Their median income fell by 5 percent, and, even worse, their net wealth (assets minus debt) dropped by 28 percent from $129,582 in 2000 to $93,150 at decade’s end. During that time, a large portion of the nation’s wealth shifted to the top 1 percent, a group whose annual income averages $1 million. Since the end of the Great Recession, income for the wealthiest Americans grew by 11 percent, as it continued falling for most middle-income earners.
“When we’re talking about the struggles of the middle class, we have to realize that wages are stagnant,” even as corporate profits are rising and the economy is growing, Erickcek said.
For example, in 2003, the average worker in transportation manufacturing, which includes the auto industry, was paid $34.45 an hour (adjusted for inflation to 2012 dollars), according to the U.S. Bureau of Labor Statistics. By March 2013, the average hourly wage in that industry had dropped to $25.52.
Michigan was particularly hard hit in the Great Recession, which began in December 2007 and ended in June 2009. Two months after the recession officially ended, Michigan’s unemployment rate climbed to a high of 14.2 percent. By May, it had dropped to 8.4 percent, ninth worst in the nation and more than twice what economists consider full employment.
All of these wrenching economic changes have re-arranged Michigan’s economy with particular force.
Throughout the 1990s, Michigan’s per capita income – a key indicator of middle class health – was among the highest in the nation. In 1999, the state ranked 17th in per capita income. A decade later, it had dropped to 40th among the 50 states. By last year, Michigan’s per capita income had climbed back to 35th in the nation. With a per capita income of $37,497, Michigan is well below the national average of $42,693.
“Our comeback has been rather sluggish,” Erickcek said. The hundreds of thousands of jobs Michigan lost in manufacturing “we have not made up in services,” he said, such as health care, one of the few growing sectors.

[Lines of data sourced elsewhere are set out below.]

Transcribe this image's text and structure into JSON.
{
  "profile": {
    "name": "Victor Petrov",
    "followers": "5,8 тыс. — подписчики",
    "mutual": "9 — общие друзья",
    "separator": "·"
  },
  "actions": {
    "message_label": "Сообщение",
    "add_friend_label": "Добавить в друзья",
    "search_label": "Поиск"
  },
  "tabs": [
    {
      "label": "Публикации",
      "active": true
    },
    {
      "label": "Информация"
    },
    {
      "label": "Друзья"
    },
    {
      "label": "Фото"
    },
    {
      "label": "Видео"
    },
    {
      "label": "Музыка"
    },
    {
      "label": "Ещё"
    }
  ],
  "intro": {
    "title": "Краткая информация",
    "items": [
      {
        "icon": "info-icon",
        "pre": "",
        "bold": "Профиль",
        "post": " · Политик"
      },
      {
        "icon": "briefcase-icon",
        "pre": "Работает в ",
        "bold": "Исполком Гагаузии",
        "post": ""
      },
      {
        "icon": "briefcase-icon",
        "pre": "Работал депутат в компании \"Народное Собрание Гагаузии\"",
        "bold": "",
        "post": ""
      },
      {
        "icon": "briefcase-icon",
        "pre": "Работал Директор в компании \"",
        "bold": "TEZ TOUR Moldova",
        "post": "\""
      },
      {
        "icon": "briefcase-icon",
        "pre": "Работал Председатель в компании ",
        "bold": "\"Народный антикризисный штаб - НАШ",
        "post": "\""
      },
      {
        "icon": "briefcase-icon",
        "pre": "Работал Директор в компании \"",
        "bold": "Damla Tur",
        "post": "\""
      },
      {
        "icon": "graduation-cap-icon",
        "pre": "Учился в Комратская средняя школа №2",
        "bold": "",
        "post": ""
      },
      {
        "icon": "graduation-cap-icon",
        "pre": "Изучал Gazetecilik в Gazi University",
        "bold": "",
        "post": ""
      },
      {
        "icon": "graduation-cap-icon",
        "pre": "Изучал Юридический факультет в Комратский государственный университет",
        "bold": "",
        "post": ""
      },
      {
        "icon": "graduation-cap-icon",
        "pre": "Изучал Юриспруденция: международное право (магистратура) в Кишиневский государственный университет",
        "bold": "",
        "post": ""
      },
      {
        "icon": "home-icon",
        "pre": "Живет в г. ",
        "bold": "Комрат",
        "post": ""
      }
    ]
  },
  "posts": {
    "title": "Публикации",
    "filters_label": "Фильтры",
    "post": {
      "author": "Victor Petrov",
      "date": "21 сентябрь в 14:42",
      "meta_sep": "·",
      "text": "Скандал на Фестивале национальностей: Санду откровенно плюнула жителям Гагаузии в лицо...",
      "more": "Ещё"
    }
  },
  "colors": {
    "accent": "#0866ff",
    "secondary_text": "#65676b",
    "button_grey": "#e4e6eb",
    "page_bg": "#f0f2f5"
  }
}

One other factor to consider in assessing the state of the middle class is how its members feel about their own economic security.
The Conference Board’s Consumer Confidence Index, which measures how people feel about the business and labor market, rose to 76.2 in May, its highest level since February 2008. Still, that’s well below the benchmark of 100 and the 140 the index sometimes reached in the 1990s.

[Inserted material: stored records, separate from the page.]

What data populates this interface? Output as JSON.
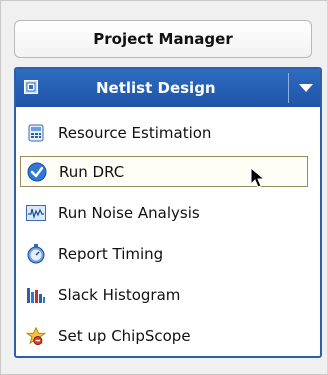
{
  "project_manager": {
    "label": "Project Manager"
  },
  "netlist": {
    "title": "Netlist Design",
    "items": [
      {
        "label": "Resource Estimation",
        "icon": "calculator-icon"
      },
      {
        "label": "Run DRC",
        "icon": "check-circle-icon",
        "selected": true
      },
      {
        "label": "Run Noise Analysis",
        "icon": "waveform-icon"
      },
      {
        "label": "Report Timing",
        "icon": "stopwatch-icon"
      },
      {
        "label": "Slack Histogram",
        "icon": "histogram-icon"
      },
      {
        "label": "Set up ChipScope",
        "icon": "chipscope-icon"
      }
    ]
  },
  "colors": {
    "header": "#1e54a6",
    "selection_border": "#9a8a62",
    "accent": "#2f5ea6"
  }
}
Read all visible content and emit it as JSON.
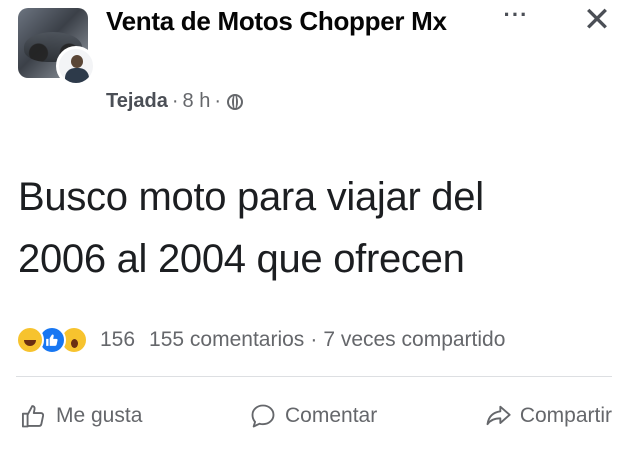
{
  "post": {
    "group_name": "Venta de Motos Chopper Mx",
    "author": "Tejada",
    "separator": "·",
    "time": "8 h",
    "audience_icon": "globe-icon",
    "more_glyph": "···",
    "close_glyph": "✕",
    "text_line1": "Busco moto para viajar del",
    "text_line2": "2006 al 2004 que ofrecen"
  },
  "stats": {
    "reactions": [
      "haha",
      "like",
      "wow"
    ],
    "reaction_count": "156",
    "comments": "155 comentarios",
    "dot": "·",
    "shares": "7 veces compartido"
  },
  "actions": {
    "like_label": "Me gusta",
    "comment_label": "Comentar",
    "share_label": "Compartir"
  },
  "colors": {
    "text": "#1c1e21",
    "secondary": "#65676b",
    "like_blue": "#1877f2",
    "reaction_yellow": "#f7c32e"
  }
}
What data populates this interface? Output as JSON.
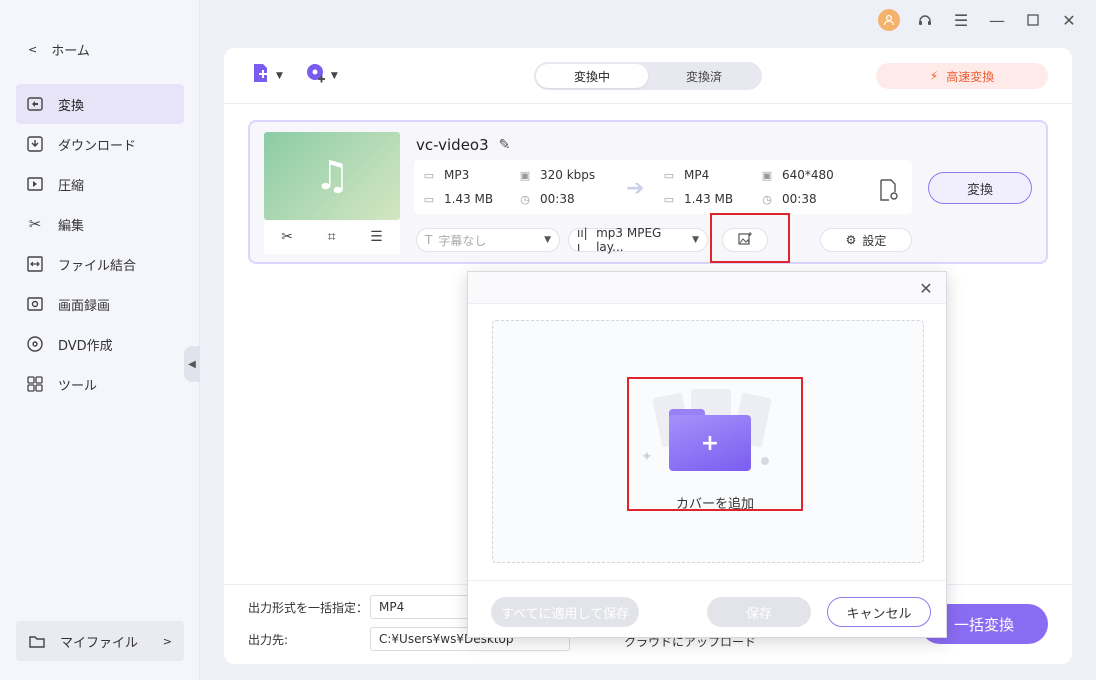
{
  "window": {
    "avatar_icon": "user-icon",
    "controls": [
      "support-icon",
      "menu-icon",
      "minimize-icon",
      "maximize-icon",
      "close-icon"
    ]
  },
  "sidebar": {
    "home_label": "ホーム",
    "items": [
      {
        "label": "変換",
        "icon": "convert-icon",
        "active": true
      },
      {
        "label": "ダウンロード",
        "icon": "download-icon",
        "active": false
      },
      {
        "label": "圧縮",
        "icon": "compress-icon",
        "active": false
      },
      {
        "label": "編集",
        "icon": "scissors-icon",
        "active": false
      },
      {
        "label": "ファイル結合",
        "icon": "merge-icon",
        "active": false
      },
      {
        "label": "画面録画",
        "icon": "record-icon",
        "active": false
      },
      {
        "label": "DVD作成",
        "icon": "dvd-icon",
        "active": false
      },
      {
        "label": "ツール",
        "icon": "tools-icon",
        "active": false
      }
    ],
    "myfile_label": "マイファイル"
  },
  "toolbar": {
    "tabs": [
      "変換中",
      "変換済"
    ],
    "active_tab": "変換中",
    "fast_convert": "高速変換",
    "accent": "#7b5cf0"
  },
  "file": {
    "name": "vc-video3",
    "source": {
      "format": "MP3",
      "size": "1.43 MB",
      "bitrate": "320 kbps",
      "duration": "00:38"
    },
    "target": {
      "format": "MP4",
      "size": "1.43 MB",
      "resolution": "640*480",
      "duration": "00:38"
    },
    "subtitle": "字幕なし",
    "audio": "mp3 MPEG lay...",
    "settings_label": "設定",
    "convert_label": "変換"
  },
  "footer": {
    "format_label": "出力形式を一括指定：",
    "format_value": "MP4",
    "dest_label": "出力先:",
    "dest_value": "C:¥Users¥ws¥Desktop",
    "cloud_label": "クラウドにアップロード",
    "batch_label": "一括変換"
  },
  "dialog": {
    "cover_label": "カバーを追加",
    "apply_all": "すべてに適用して保存",
    "save": "保存",
    "cancel": "キャンセル"
  }
}
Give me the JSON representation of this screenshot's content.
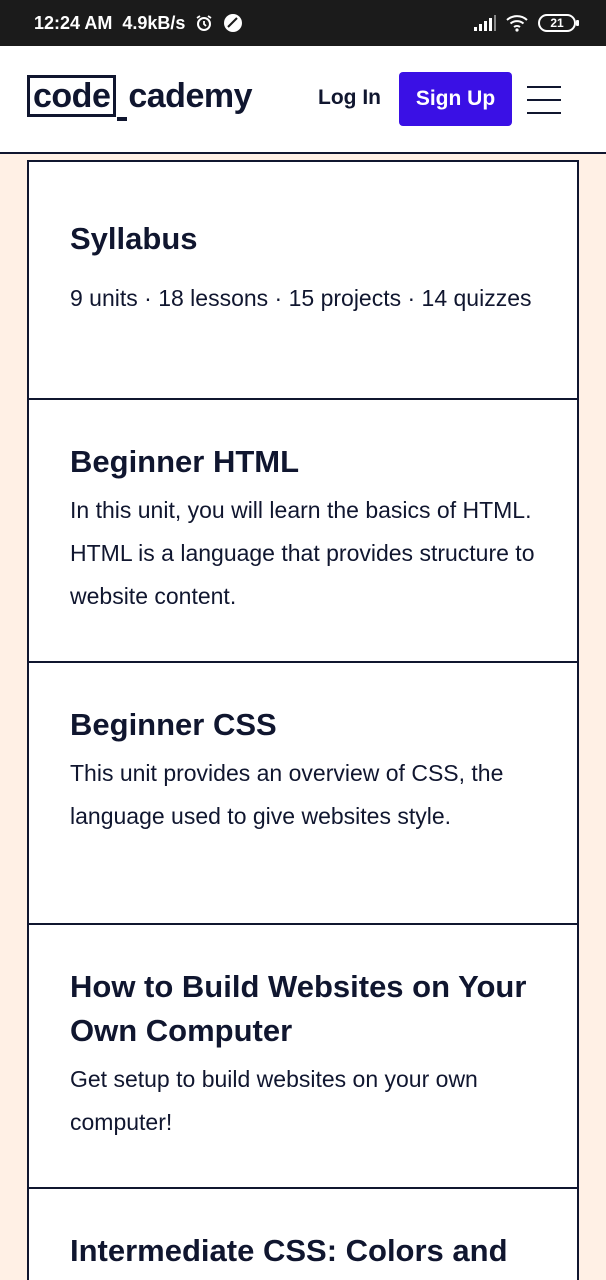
{
  "status_bar": {
    "time": "12:24 AM",
    "speed": "4.9kB/s",
    "battery": "21",
    "icons": [
      "alarm-icon",
      "sync-icon",
      "signal-icon",
      "wifi-icon",
      "battery-icon"
    ]
  },
  "header": {
    "logo_part1": "code",
    "logo_part2": "cademy",
    "login_label": "Log In",
    "signup_label": "Sign Up",
    "menu_icon": "hamburger-menu-icon",
    "accent_color": "#3a10e5"
  },
  "syllabus": {
    "title": "Syllabus",
    "meta": "9 units · 18 lessons · 15 projects · 14 quizzes"
  },
  "units": [
    {
      "title": "Beginner HTML",
      "description": "In this unit, you will learn the basics of HTML. HTML is a language that provides structure to website content."
    },
    {
      "title": "Beginner CSS",
      "description": "This unit provides an overview of CSS, the language used to give websites style."
    },
    {
      "title": "How to Build Websites on Your Own Computer",
      "description": "Get setup to build websites on your own computer!"
    },
    {
      "title": "Intermediate CSS: Colors and Typography",
      "description": ""
    }
  ],
  "colors": {
    "page_background": "#fff0e5",
    "text": "#10162f",
    "status_bar": "#1b1b1b"
  }
}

The negative impact of unemployment goes beyond the purely financial, placing significant psychological distress on families, said Clifford Broman, a sociology professor at MSU, who studied the impact of auto industry layoffs for a 2001 book, “Stress and Distress Among the Unemployed.” In 2011, he co-authored a similar study, “Families Coping with Economic Crisis,” for MSU’s Institute for Public Policy and Social Research.

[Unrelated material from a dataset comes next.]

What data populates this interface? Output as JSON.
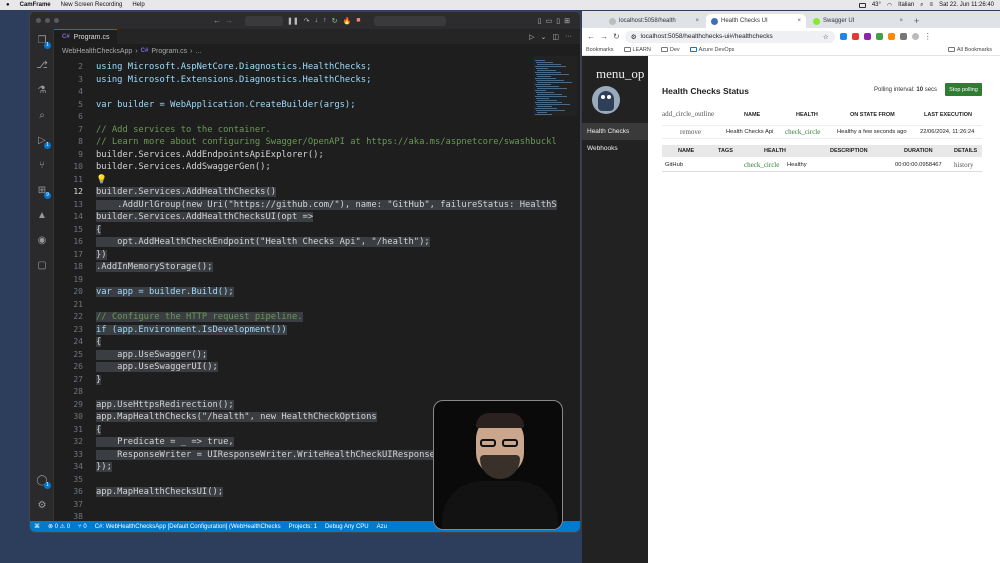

“Struggling financially has huge effects on the family,” he said, including increased conflicts between couples and between parents and children. “Basically, we found a huge impact on declining mental health. People really start to feel worthless. It leads to greater levels of depression, greater levels of anxiety. It really takes a toll on self-esteem.”
The 2011 study found that those who lose their jobs have “a significant increase in symptoms such as perceived physical illness, hostility, paranoia, drinking problems, and demoralization, as well as depression, anxiety, and somatic symptoms.”
That level of stress is not limited only to the unemployed, but can spread to those who fear losing their jobs.
“Even for those who have jobs, there’s an uneasiness,” Erickcek said. “We all know somebody who’s been unemployed for a long time. They still don’t feel the economy’s up to snuff.”